2 November 2020

Two weeks and counting here I be
In clutches of the CCP

I don’t delight as I once did
In birthday presents, cards, and quid,
But my two darling angel-girls
Served me with functionary pearls
That bode delightful memories
Unlike what came from overseas
And self-opened in two days thence
When grave afflictions did commence.

I ached and coughed colossally
And passed my gift to others, three.
For days I chilled and sweated sore
And thrice I thought my throes were o’er
Only to falter and fall prey,
Each time, to deeper disarray.
My oxygen capacity
Was mitigated grievously.

My darling wife of many years
Obeyed her educated fears,
Conveyed me to the ER place,
And handed them a Covid case.
While her Wu-Flu had run its course
Mine hit my lungs with robust force
And now pneumonic sewage rests
On alveolar foliage nests!

My Birthday Bash greets me each day
With gasps for oxygen. I pray
My God for solace as I lie
Upon my patient bed, descry
No progress toward the asymptote
Of health. Now I can’t even vote!
Instead I’m wallowing in ash
Of my unwelcomed Birthday Bash!

 

 

Jeff Kemper has been a biology teacher, biblical studies instructor, editor, and painting contractor. He lives with his wife, Sue, in York County, Pennsylvania.


NOTE: The Society considers this page, where your poetry resides, to be your residence as well, where you may invite family, friends, and others to visit. Feel free to treat this page as your home and remove anyone here who disrespects you. Simply send an email to mbryant@classicalpoets.org. Put “Remove Comment” in the subject line and list which comments you would like removed. The Society does not endorse any views expressed in individual poems or comments and reserves the right to remove any comments to maintain the decorum of this website and the integrity of the Society. Please see our Comments Policy here.

8 Responses

  1. C.B. Anderson

    I trust, Jeff, that the symptoms you describe are poetic inventions. If not, then get well soon. I especially liked “asymptote,” which indicates a limit that can be approached but never reached (in finite time). It’s funny, isn’t it, how we draw from all the far corners of our education to inform the metrical demands of our lines. That’s what makes this job fun. Someday, perhaps, I’ll tell you about the only time I was ever in York, PA. As a native Pennsylvanian myself, it amazes me how little of that state I have actually visited.

    Reply
    • Jeff Kemper

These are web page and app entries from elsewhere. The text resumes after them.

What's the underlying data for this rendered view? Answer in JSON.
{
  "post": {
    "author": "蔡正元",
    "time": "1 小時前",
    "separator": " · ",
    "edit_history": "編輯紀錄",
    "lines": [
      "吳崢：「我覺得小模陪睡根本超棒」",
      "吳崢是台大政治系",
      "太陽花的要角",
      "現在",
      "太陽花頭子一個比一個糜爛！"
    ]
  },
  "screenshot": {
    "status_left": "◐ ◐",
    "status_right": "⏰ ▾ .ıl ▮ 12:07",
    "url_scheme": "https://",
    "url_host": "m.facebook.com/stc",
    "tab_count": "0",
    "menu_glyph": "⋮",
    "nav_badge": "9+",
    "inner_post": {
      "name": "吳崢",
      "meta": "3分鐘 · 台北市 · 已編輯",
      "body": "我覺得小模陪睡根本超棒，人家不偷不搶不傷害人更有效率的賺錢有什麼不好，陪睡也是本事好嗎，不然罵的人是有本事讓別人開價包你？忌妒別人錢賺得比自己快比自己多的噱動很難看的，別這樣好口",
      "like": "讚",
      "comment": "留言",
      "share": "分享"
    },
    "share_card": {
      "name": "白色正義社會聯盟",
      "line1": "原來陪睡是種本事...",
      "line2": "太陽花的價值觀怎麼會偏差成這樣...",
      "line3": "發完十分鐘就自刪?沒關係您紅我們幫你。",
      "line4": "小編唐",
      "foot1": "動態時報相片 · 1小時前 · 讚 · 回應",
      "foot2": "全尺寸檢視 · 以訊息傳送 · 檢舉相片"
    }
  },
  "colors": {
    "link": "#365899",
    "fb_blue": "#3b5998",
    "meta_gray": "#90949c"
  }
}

      None of the symptoms described were “poetic inventions.” They may have been embellished but only a bit. I’m back to normal, after a six-day stint in the hospital, complete with sundry treatments. And, by the way, I finally had the chance to vote on 3 November, the day after I wrote the poem.

      I look forward to a conversation about York, PA.

      Reply
    • Jeff Kemper

      Thank you, Margaret, I will check out the link you provided. I’m back to 99% healthy.

      Reply
  2. Theresa Rodriguez

    Many thanks, Jeff, for sharing your Covid-19 story with us in such an engaging way. I learned something new with “asymptote,” thanks to C.B. (and an internet search)! Best wishes for your health and recovery!

    Reply
    • Jeff Kemper

      Funny, how at my age health is an asymptote that I’m approaching but will no longer quite reach, but I try in many ways to make life’s experiences fun. Thanks for your wishes!

      Reply
  3. Susan Jarvis Bryant

    Jeff, I’m sorry to hear of your plight and I’m so glad to hear that you’re better and that you managed to vote – let’s hope your vote counts!

    The poetic side effect of your dreadful experience is admirable. I particularly like, “And now pneumonic sewage rests/On alveolar foliage nests!” – I never in a million years thought I’d hear those words in a poem – spectacular! We would all have been robbed of those inspired end rhymes if you hadn’t suffered for your art – thank you, Mr. Kemper! Stay well!

    Reply
    • Jeff Kemper

      Thank you, Susan. After the fact it usually seems worth it to me to have preserved the memory in verse.

      Reply

Leave a Reply

Your email address will not be published.

This site uses Akismet to reduce spam. Learn how your comment data is processed.